So how does faith manifest itself if it’s not about quantity? Faith is realized primarily when you reach out to Jesus. The simple act of reaching toward the divine, even if you don’t know why you’re doing so or you’re not sure of the “right way” to do so, is an act of faith. When you reach beyond yourself, when you recognize you can’t do everything on your own (and you most certainly cannot), you are being faithful. Being here this morning is an act of faith whether you came here willingly and joyfully and intentionally or out of habit or whether you’re here grudgingly and under duress. It doesn’t matter because you’re here. And that only takes a small amount of faith.
The thing is, faith is most often realized in small, everyday acts. I think this is where we get hung up and start feeling unworthy. We hear about “faith that moves mountains” and we get frustrated when our faith can’t even seem to move to the next room. Or we hear that old hymn “Great is Thy Faithfulness” and we think, that’s nice, but my faithfulness feels not so much “great” as rather mediocre. And I’m convinced, this is why Jesus brings us back to the mustard seed; to remind us that faith is so often found not in the large things, but in the small ones.
Let’s be honest; sometimes the demands of the Christian life can feel overwhelming, like an impossible ideal. Love your neighbor as yourself, love your enemies, turn the other cheek, be merciful, give away your possessions, feed the poor, etc, etc. Living up to such lofty ideals of faith can feel like an impossible proposition. It’s not easy stuff and we all stumble on a daily basis.
And maybe this is what the disciples were experiencing. Maybe their words weren’t so much asking Jesus to supersize their faith as much as they were a simple plea to help them with it. Maybe they needed some bucking up in the face of feeling unworthy in their faith. That even after leaving family and friends to follow him, the demands were just too much for ordinary people. And sometimes we need the same reassurances.
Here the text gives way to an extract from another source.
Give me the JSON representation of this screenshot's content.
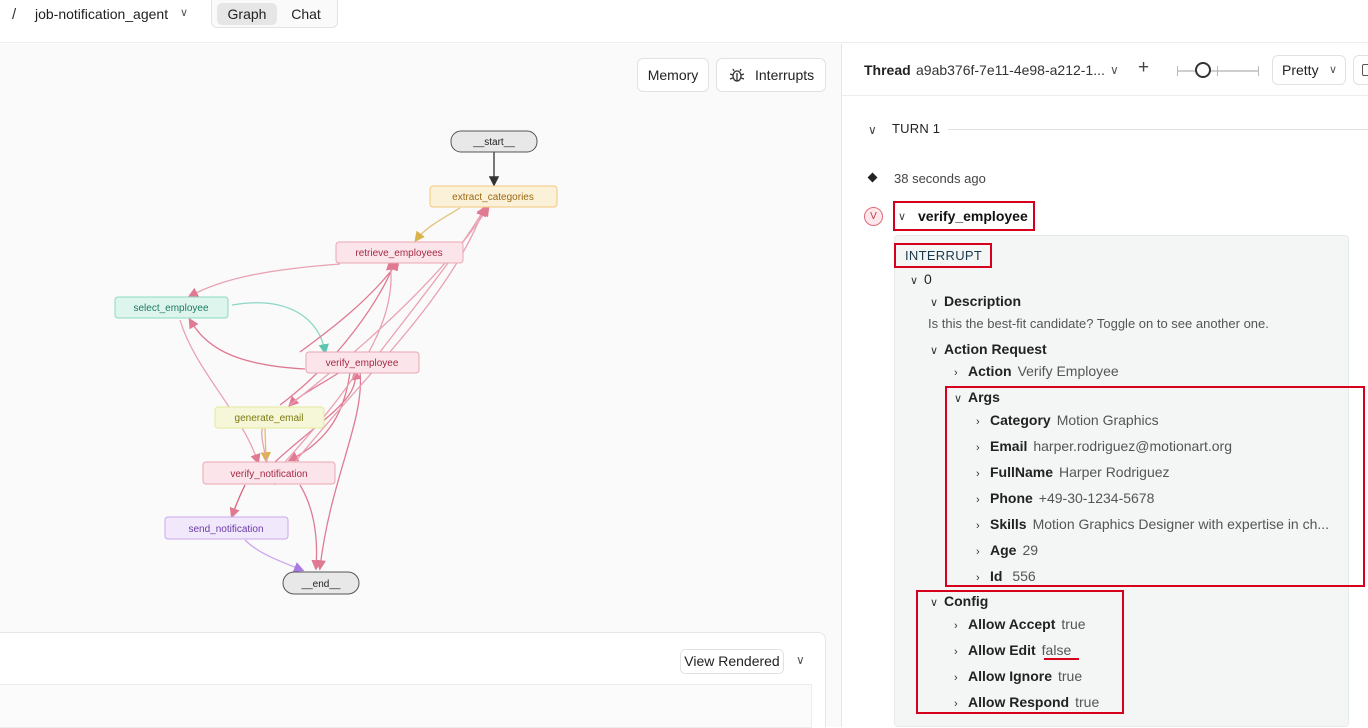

I do think we over-complicate things sometimes; we forget the lesson of the tiny mustard seed. Remember, when it all seems so hard and complicated, Jesus distills everything down to the basics: love God, love neighbor. That’s it. So you can think of the small ways in which you do just that and you start to see ways in which you are already exercising your faith in remarkable, if small, ways.
You only need a little bit of faith. And the good news is that you already have all the faith you will ever need.
© The Rev. Tim Schenck 2016